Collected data
--- START ---
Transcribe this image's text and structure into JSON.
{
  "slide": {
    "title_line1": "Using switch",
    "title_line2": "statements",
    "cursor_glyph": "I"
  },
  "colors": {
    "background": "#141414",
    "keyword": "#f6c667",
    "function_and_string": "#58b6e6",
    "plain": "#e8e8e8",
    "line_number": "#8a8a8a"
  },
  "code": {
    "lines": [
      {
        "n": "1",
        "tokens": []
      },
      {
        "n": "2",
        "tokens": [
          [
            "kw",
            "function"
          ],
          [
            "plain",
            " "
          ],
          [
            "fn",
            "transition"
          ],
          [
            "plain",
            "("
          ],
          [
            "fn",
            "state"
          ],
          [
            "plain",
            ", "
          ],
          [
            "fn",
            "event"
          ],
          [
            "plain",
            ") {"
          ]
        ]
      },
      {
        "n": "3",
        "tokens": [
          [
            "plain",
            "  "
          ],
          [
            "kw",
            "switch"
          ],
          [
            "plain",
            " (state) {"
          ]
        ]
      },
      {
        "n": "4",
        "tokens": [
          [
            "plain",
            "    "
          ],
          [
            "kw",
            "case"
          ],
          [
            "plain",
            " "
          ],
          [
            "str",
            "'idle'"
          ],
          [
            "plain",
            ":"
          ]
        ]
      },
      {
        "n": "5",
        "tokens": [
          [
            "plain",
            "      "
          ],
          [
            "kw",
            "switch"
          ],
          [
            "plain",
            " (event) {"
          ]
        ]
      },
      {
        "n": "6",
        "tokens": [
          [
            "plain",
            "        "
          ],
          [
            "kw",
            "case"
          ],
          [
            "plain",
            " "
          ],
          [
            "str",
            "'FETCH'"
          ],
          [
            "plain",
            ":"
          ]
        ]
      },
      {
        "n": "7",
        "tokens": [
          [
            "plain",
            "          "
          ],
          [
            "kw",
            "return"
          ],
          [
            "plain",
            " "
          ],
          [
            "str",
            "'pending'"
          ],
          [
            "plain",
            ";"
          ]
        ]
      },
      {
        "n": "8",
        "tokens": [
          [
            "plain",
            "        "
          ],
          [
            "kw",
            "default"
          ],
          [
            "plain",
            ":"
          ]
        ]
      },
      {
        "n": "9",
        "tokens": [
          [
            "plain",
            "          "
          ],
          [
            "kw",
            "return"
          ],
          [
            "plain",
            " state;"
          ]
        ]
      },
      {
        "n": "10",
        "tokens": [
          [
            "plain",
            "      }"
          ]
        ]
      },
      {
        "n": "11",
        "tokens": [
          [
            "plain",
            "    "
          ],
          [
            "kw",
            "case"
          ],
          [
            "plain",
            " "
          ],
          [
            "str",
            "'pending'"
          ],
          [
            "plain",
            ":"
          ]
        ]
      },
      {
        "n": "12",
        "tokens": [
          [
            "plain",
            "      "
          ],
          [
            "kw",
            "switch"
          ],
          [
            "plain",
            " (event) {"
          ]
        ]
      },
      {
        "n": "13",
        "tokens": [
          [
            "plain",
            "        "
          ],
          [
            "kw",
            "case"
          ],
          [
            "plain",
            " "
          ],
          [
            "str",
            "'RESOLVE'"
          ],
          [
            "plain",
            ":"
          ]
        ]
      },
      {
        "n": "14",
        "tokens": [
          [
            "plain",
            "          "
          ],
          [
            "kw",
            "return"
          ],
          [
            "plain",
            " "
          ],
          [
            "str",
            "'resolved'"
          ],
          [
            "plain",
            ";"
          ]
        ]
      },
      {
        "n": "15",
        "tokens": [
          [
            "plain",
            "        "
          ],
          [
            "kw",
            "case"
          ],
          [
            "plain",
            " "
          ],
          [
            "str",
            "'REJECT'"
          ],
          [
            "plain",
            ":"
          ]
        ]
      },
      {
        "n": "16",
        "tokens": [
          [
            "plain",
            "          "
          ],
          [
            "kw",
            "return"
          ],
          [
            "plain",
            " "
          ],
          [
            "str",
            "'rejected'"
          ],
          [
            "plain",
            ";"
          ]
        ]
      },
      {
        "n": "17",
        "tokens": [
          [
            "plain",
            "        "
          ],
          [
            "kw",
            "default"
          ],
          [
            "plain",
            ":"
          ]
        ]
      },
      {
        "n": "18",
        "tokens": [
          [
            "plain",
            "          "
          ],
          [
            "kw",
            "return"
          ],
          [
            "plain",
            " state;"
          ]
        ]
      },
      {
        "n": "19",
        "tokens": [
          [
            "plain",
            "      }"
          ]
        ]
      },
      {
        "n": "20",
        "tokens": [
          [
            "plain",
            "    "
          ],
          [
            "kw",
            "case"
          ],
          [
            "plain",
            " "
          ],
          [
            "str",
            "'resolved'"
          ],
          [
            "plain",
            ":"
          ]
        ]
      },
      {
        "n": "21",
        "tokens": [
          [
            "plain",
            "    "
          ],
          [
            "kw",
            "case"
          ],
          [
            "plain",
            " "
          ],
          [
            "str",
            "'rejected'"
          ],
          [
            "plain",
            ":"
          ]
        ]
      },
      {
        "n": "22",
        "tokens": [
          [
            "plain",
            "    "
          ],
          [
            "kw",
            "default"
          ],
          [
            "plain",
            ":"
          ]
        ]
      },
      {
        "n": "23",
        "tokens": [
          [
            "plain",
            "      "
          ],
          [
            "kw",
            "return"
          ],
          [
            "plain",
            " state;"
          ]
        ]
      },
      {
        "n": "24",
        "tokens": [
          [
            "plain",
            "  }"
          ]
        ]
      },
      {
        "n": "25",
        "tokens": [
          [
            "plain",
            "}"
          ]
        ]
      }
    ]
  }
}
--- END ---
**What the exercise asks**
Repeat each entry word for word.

**Answer space**
Transcribe this image's text and structure into JSON.
{
  "slide": {
    "title_line1": "Using switch",
    "title_line2": "statements",
    "cursor_glyph": "I"
  },
  "colors": {
    "background": "#141414",
    "keyword": "#f6c667",
    "function_and_string": "#58b6e6",
    "plain": "#e8e8e8",
    "line_number": "#8a8a8a"
  },
  "code": {
    "lines": [
      {
        "n": "1",
        "tokens": []
      },
      {
        "n": "2",
        "tokens": [
          [
            "kw",
            "function"
          ],
          [
            "plain",
            " "
          ],
          [
            "fn",
            "transition"
          ],
          [
            "plain",
            "("
          ],
          [
            "fn",
            "state"
          ],
          [
            "plain",
            ", "
          ],
          [
            "fn",
            "event"
          ],
          [
            "plain",
            ") {"
          ]
        ]
      },
      {
        "n": "3",
        "tokens": [
          [
            "plain",
            "  "
          ],
          [
            "kw",
            "switch"
          ],
          [
            "plain",
            " (state) {"
          ]
        ]
      },
      {
        "n": "4",
        "tokens": [
          [
            "plain",
            "    "
          ],
          [
            "kw",
            "case"
          ],
          [
            "plain",
            " "
          ],
          [
            "str",
            "'idle'"
          ],
          [
            "plain",
            ":"
          ]
        ]
      },
      {
        "n": "5",
        "tokens": [
          [
            "plain",
            "      "
          ],
          [
            "kw",
            "switch"
          ],
          [
            "plain",
            " (event) {"
          ]
        ]
      },
      {
        "n": "6",
        "tokens": [
          [
            "plain",
            "        "
          ],
          [
            "kw",
            "case"
          ],
          [
            "plain",
            " "
          ],
          [
            "str",
            "'FETCH'"
          ],
          [
            "plain",
            ":"
          ]
        ]
      },
      {
        "n": "7",
        "tokens": [
          [
            "plain",
            "          "
          ],
          [
            "kw",
            "return"
          ],
          [
            "plain",
            " "
          ],
          [
            "str",
            "'pending'"
          ],
          [
            "plain",
            ";"
          ]
        ]
      },
      {
        "n": "8",
        "tokens": [
          [
            "plain",
            "        "
          ],
          [
            "kw",
            "default"
          ],
          [
            "plain",
            ":"
          ]
        ]
      },
      {
        "n": "9",
        "tokens": [
          [
            "plain",
            "          "
          ],
          [
            "kw",
            "return"
          ],
          [
            "plain",
            " state;"
          ]
        ]
      },
      {
        "n": "10",
        "tokens": [
          [
            "plain",
            "      }"
          ]
        ]
      },
      {
        "n": "11",
        "tokens": [
          [
            "plain",
            "    "
          ],
          [
            "kw",
            "case"
          ],
          [
            "plain",
            " "
          ],
          [
            "str",
            "'pending'"
          ],
          [
            "plain",
            ":"
          ]
        ]
      },
      {
        "n": "12",
        "tokens": [
          [
            "plain",
            "      "
          ],
          [
            "kw",
            "switch"
          ],
          [
            "plain",
            " (event) {"
          ]
        ]
      },
      {
        "n": "13",
        "tokens": [
          [
            "plain",
            "        "
          ],
          [
            "kw",
            "case"
          ],
          [
            "plain",
            " "
          ],
          [
            "str",
            "'RESOLVE'"
          ],
          [
            "plain",
            ":"
          ]
        ]
      },
      {
        "n": "14",
        "tokens": [
          [
            "plain",
            "          "
          ],
          [
            "kw",
            "return"
          ],
          [
            "plain",
            " "
          ],
          [
            "str",
            "'resolved'"
          ],
          [
            "plain",
            ";"
          ]
        ]
      },
      {
        "n": "15",
        "tokens": [
          [
            "plain",
            "        "
          ],
          [
            "kw",
            "case"
          ],
          [
            "plain",
            " "
          ],
          [
            "str",
            "'REJECT'"
          ],
          [
            "plain",
            ":"
          ]
        ]
      },
      {
        "n": "16",
        "tokens": [
          [
            "plain",
            "          "
          ],
          [
            "kw",
            "return"
          ],
          [
            "plain",
            " "
          ],
          [
            "str",
            "'rejected'"
          ],
          [
            "plain",
            ";"
          ]
        ]
      },
      {
        "n": "17",
        "tokens": [
          [
            "plain",
            "        "
          ],
          [
            "kw",
            "default"
          ],
          [
            "plain",
            ":"
          ]
        ]
      },
      {
        "n": "18",
        "tokens": [
          [
            "plain",
            "          "
          ],
          [
            "kw",
            "return"
          ],
          [
            "plain",
            " state;"
          ]
        ]
      },
      {
        "n": "19",
        "tokens": [
          [
            "plain",
            "      }"
          ]
        ]
      },
      {
        "n": "20",
        "tokens": [
          [
            "plain",
            "    "
          ],
          [
            "kw",
            "case"
          ],
          [
            "plain",
            " "
          ],
          [
            "str",
            "'resolved'"
          ],
          [
            "plain",
            ":"
          ]
        ]
      },
      {
        "n": "21",
        "tokens": [
          [
            "plain",
            "    "
          ],
          [
            "kw",
            "case"
          ],
          [
            "plain",
            " "
          ],
          [
            "str",
            "'rejected'"
          ],
          [
            "plain",
            ":"
          ]
        ]
      },
      {
        "n": "22",
        "tokens": [
          [
            "plain",
            "    "
          ],
          [
            "kw",
            "default"
          ],
          [
            "plain",
            ":"
          ]
        ]
      },
      {
        "n": "23",
        "tokens": [
          [
            "plain",
            "      "
          ],
          [
            "kw",
            "return"
          ],
          [
            "plain",
            " state;"
          ]
        ]
      },
      {
        "n": "24",
        "tokens": [
          [
            "plain",
            "  }"
          ]
        ]
      },
      {
        "n": "25",
        "tokens": [
          [
            "plain",
            "}"
          ]
        ]
      }
    ]
  }
}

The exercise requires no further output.